The following satirical essay will be much more enjoyable if you’re familiar with Charlie Puth’s “We Don’t Talk Anymore.” Most of the information in this essay is loosely based on true facts, but some of it is so loosely based on real details that it’s debatable whether “loosely based” is still an appropriate description.
Class: MUS 52.21 Contemporary Music
Due: In 1.5 hrs.
Let’s Talk about Why “We Don’t Talk Anymore”: A Lyrical Analysis of Puth
“Happiness can be found, even in the darkest of times, if one only remembers to turn on the light.”
Therefore we do not lose heart. Though outwardly we are wasting away, yet inwardly we are being renewed day by day. For our light and momentary troubles are achieving for us an eternal glory that far outweighs them all. So we fix our eyes not on what is seen, but on what is unseen, since what is seen is temporary, but what is unseen is eternal.
-2 Corinthians 4: 16-18 (NIV)
I don’t know how to write this post.
I’ve thought it through multiple times, but I still don’t know how to capture the last few weeks of my life.

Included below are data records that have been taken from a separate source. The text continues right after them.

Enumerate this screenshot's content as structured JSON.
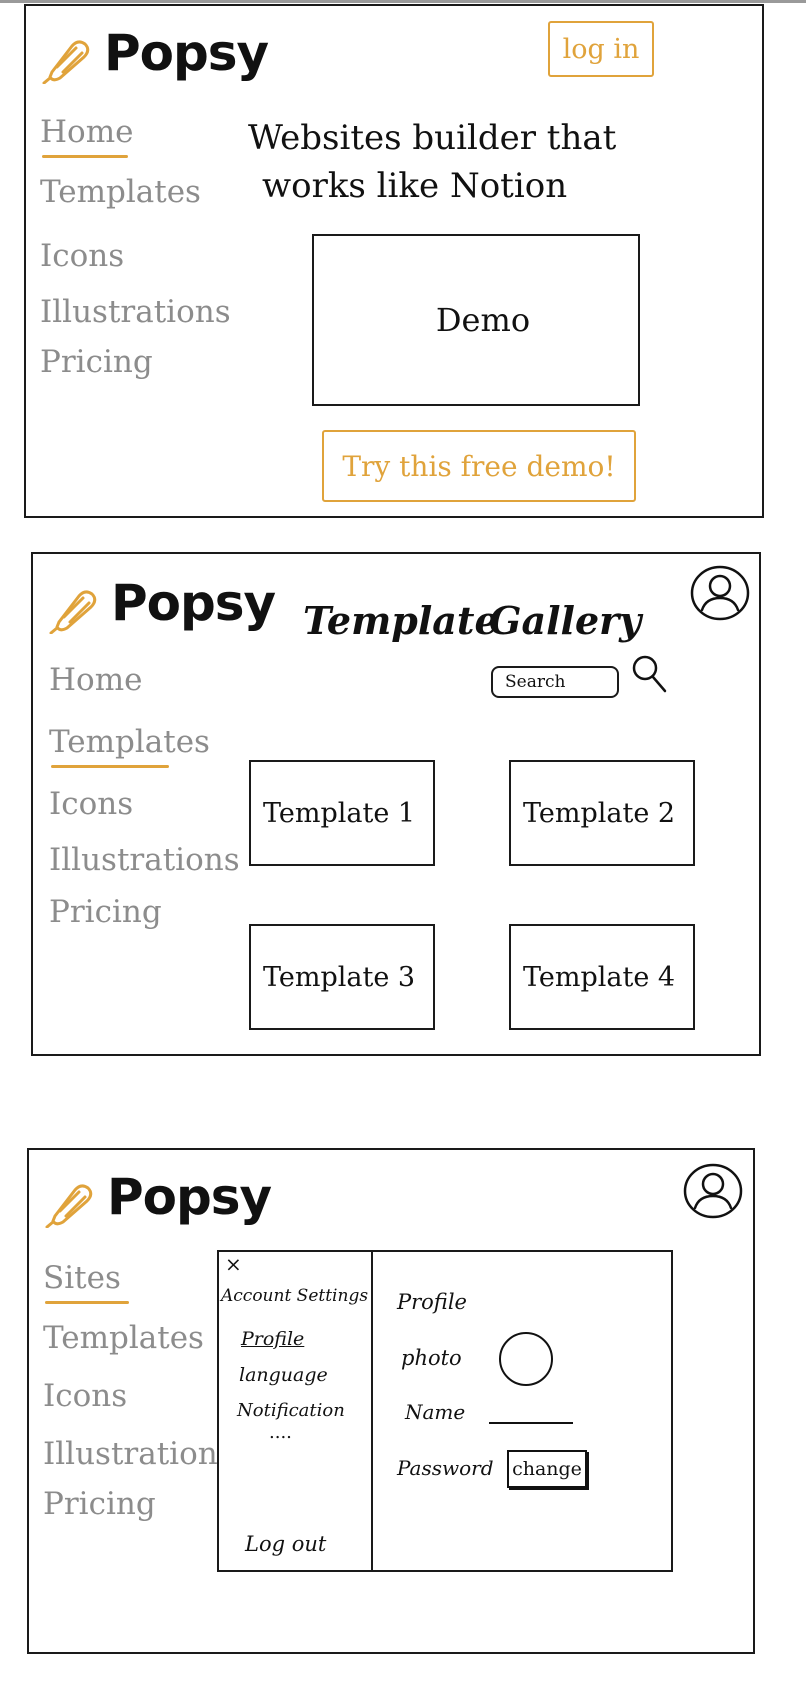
{
  "brand": "Popsy",
  "accent_color": "#e0a33b",
  "screen1": {
    "nav": [
      "Home",
      "Templates",
      "Icons",
      "Illustrations",
      "Pricing"
    ],
    "active_nav": "Home",
    "login_label": "log in",
    "headline_line1": "Websites builder that",
    "headline_line2": "works like Notion",
    "demo_label": "Demo",
    "cta_label": "Try this free demo!"
  },
  "screen2": {
    "nav": [
      "Home",
      "Templates",
      "Icons",
      "Illustrations",
      "Pricing"
    ],
    "active_nav": "Templates",
    "title_part1": "Template",
    "title_part2": "Gallery",
    "search_placeholder": "Search",
    "templates": [
      "Template 1",
      "Template 2",
      "Template 3",
      "Template 4"
    ]
  },
  "screen3": {
    "nav": [
      "Sites",
      "Templates",
      "Icons",
      "Illustrations",
      "Pricing"
    ],
    "active_nav": "Sites",
    "close_label": "×",
    "settings_title": "Account Settings",
    "settings_items": [
      "Profile",
      "language",
      "Notification",
      "...."
    ],
    "logout_label": "Log out",
    "profile_title": "Profile",
    "photo_label": "photo",
    "name_label": "Name",
    "password_label": "Password",
    "change_label": "change"
  }
}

Surreal, overwhelming, life-changing—are words that instantly come to mind, but they fall short. It’s not that “there are no words,” but more like there’s too much to say. From making important career decisions to coping with loss and mourning, I have a lot to process. A whole cocktail of emotions—too incomprehensible, terrible, and wonderful for a 800 word blog post. This is real life.
There are things I can’t write. Things too painful, too raw, too close to home. Things that weigh heavy on my soul, yet are also so much bigger than me. Even so, I feel compelled to write because I don’t want to forget. And aren’t these the things worth writing about?
“The simplest questions are the most profound. Where were you born? Where is your home? Where are you going? What are you doing? Think about these once in a while, and watch your answers change….”
A couple days ago, I was digging through some old boxes when I came across my middle school burn book. Awkward.
Most of the pages are covered in magazine pictures, surrounded by comments written in bright markers. While at first glance the overfilled composition notebook resembles a “burn book” a la Mean Girls, that’s not actually what it is. The notebook is a friendship journal. Back in 2007, two of my 7th grade friends and I shared a journal. Each day someone different would take it home and write an entry. The entries were typically pictures, quizzes, and stories we cut out from magazines. We used code names (which were pointless because at the end we put pictures of ourselves and labeled who was who) and wrote small comments about our lives. It’s a fine cultural artifact, really. I wouldn’t be surprised if one day the journal ends up in a museum or special collections library, where you will need to use gloves to flip through the pages.